The Queensland property market is tipped for strong growth despite the country being in its first recession in nearly three decades, an industry expert predicts.
According to the CEO of the Real Estate Institute of Queensland (REIQ), Antonia Mercorella, the Sunshine State has a number of tailwinds that should help it grow.
Ms Mercorella said COVID-19 could see an acceleration in migration, with an influx of Sydneysiders and Melburnians likely to move north.
“Prior to the outbreak of the pandemic, Queensland was the number one destination for interstate relocations, particularly from major metropolitan areas such as Sydney and Melbourne. As this pandemic continues to affect us all, it’s introduced many of us to the possibility of a ‘new normal’ way of working — that is, remotely from home. And spending more time at home is seeing more people considering their options,” Ms Mercorella explained.
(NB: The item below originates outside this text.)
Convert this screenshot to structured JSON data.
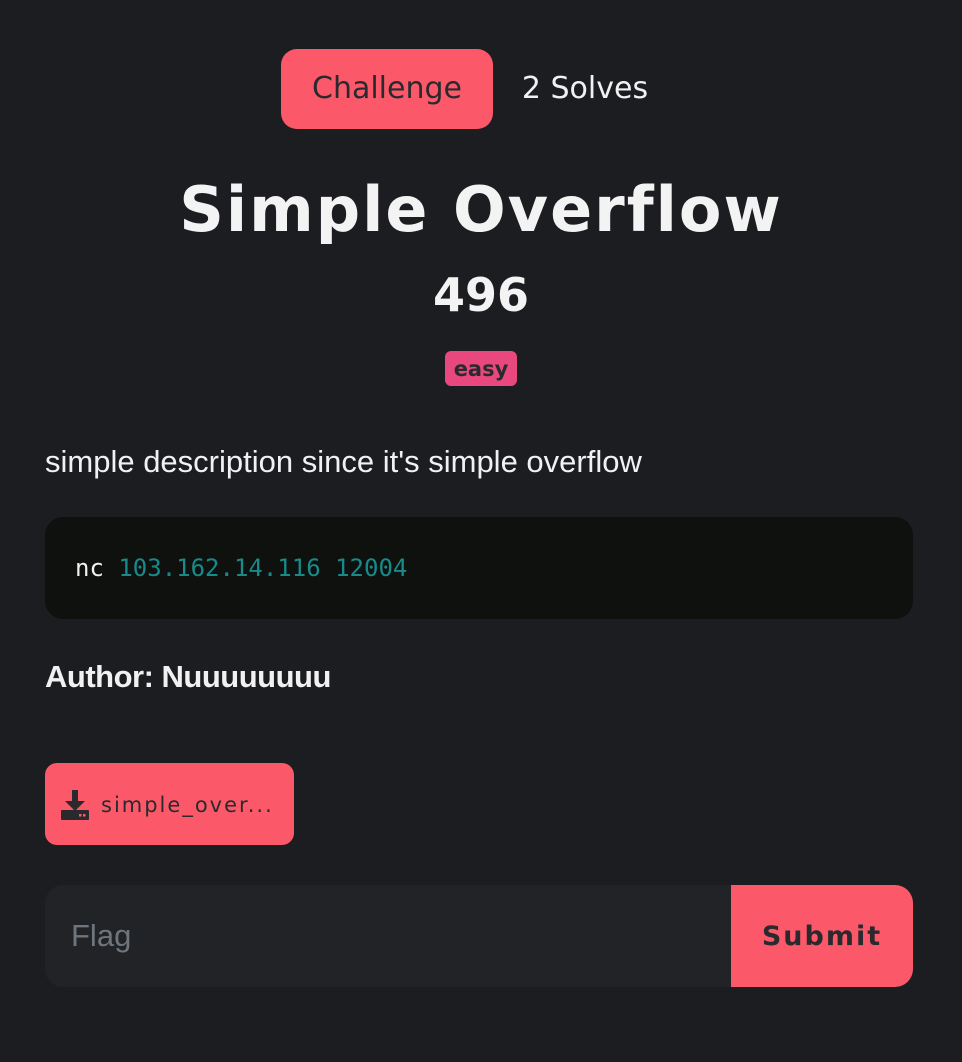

The CEO pointed to recent sales data showing interstate buyers are still purchasing properties sight unseen.
“We anticipate this demand to surge in the coming year ahead as we navigate through to the other side of this pandemic,” Ms Mercorella said.
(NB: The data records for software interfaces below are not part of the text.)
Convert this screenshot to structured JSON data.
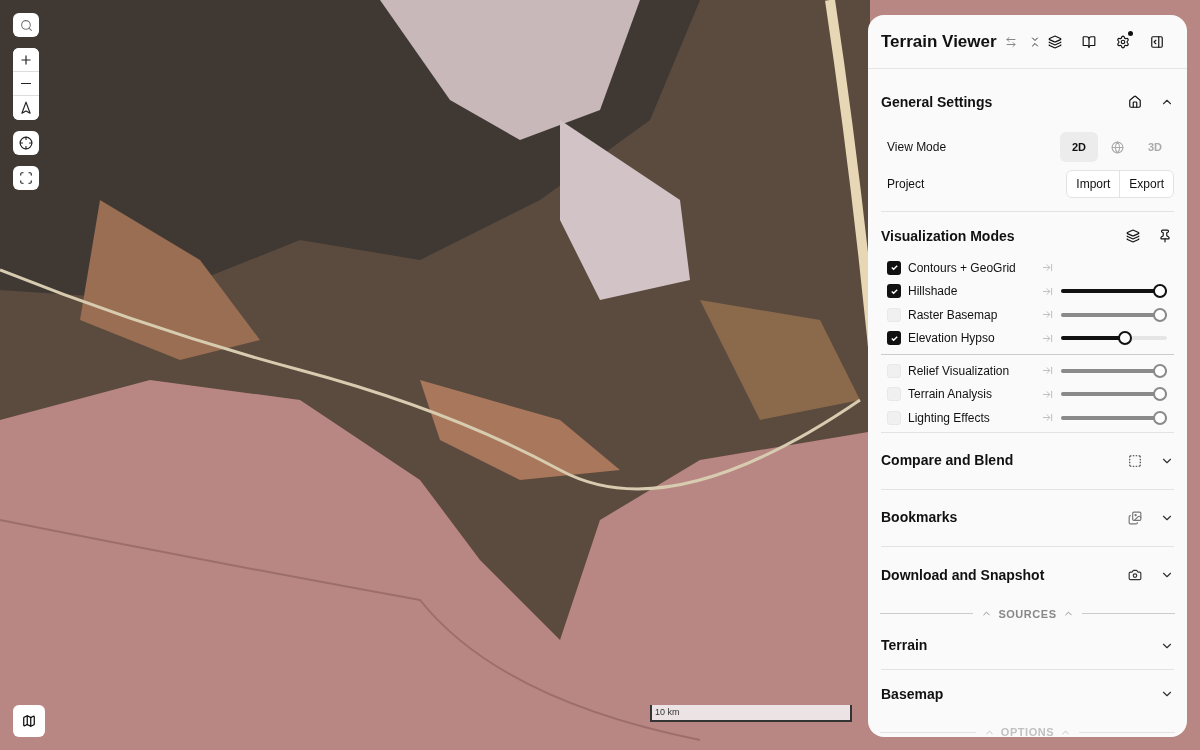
{
  "map": {
    "scale_label": "10 km"
  },
  "panel": {
    "title": "Terrain Viewer",
    "settings_badge": true
  },
  "general_settings": {
    "title": "General Settings",
    "expanded": true,
    "view_mode": {
      "label": "View Mode",
      "options": [
        {
          "kind": "text",
          "label": "2D",
          "selected": true
        },
        {
          "kind": "globe",
          "selected": false
        },
        {
          "kind": "text",
          "label": "3D",
          "selected": false
        }
      ]
    },
    "project": {
      "label": "Project",
      "buttons": [
        "Import",
        "Export"
      ]
    }
  },
  "visualization_modes": {
    "title": "Visualization Modes",
    "groups": [
      [
        {
          "label": "Contours + GeoGrid",
          "checked": true
        },
        {
          "label": "Hillshade",
          "checked": true,
          "level": 1
        },
        {
          "label": "Raster Basemap",
          "checked": false,
          "level": 1
        },
        {
          "label": "Elevation Hypso",
          "checked": true,
          "level": 0.62
        }
      ],
      [
        {
          "label": "Relief Visualization",
          "checked": false,
          "level": 1
        },
        {
          "label": "Terrain Analysis",
          "checked": false,
          "level": 1
        },
        {
          "label": "Lighting Effects",
          "checked": false,
          "level": 1
        }
      ]
    ]
  },
  "sections": [
    {
      "title": "Compare and Blend",
      "kind": "compare",
      "expanded": false
    },
    {
      "title": "Bookmarks",
      "kind": "bookmarks",
      "expanded": false
    },
    {
      "title": "Download and Snapshot",
      "kind": "download",
      "expanded": false
    }
  ],
  "sources_divider": {
    "label": "SOURCES",
    "expanded": true
  },
  "sources": [
    {
      "title": "Terrain",
      "expanded": false
    },
    {
      "title": "Basemap",
      "expanded": false
    }
  ],
  "options_divider": {
    "label": "OPTIONS",
    "expanded": true
  }
}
Ms Mercorella noted how the property market is currently well supported by monetary and fiscal policies, which are being slowly withdrawn in September.
“This is likely to create some downward pressure on property values as income and borrowing capacity is limited and sentiment levels drop,” she said.
“However, with the federal government preparing to unveil tax cuts and spending measures in the October 6 budget, which will include lending reforms intended to improve access to credit, perhaps it’s not all doom and gloom as some pundits might have you think.”
Finally, Ms Mercorella highlighted the current property market, which in the June quarter did not have falls that many predicted.
“CoreLogic’s latest data for the April–June 2020 quarter, a spectacular standout is that across 13 major regions, only two reported marginal price retractions — these included Cairns (0.5 [of a percentage point] and 1.3 per cent drop in median house and unit prices, respectively) and Mackay (2.2 per cent drop in median unit price),” she said.
“Meanwhile, the median house price in our state’s capital increased by 0.7 [of a percentage point], with Brisbane house prices remaining stable with 2.8 per cent annual growth, which is a satisfying outcome considering the city recorded negative growth across all three months for the quarter.
“Brisbane’s affordability, low income-to-debt ratio, change in investor behaviour, rise in rental vacancies and historically low interest rates, which the Reserve Bank recently highlighted will likely remain for at least the next three years, along with the range of government grants currently available, has seen first home buyers come out in force, allowing our capital city property market to continue to transact.”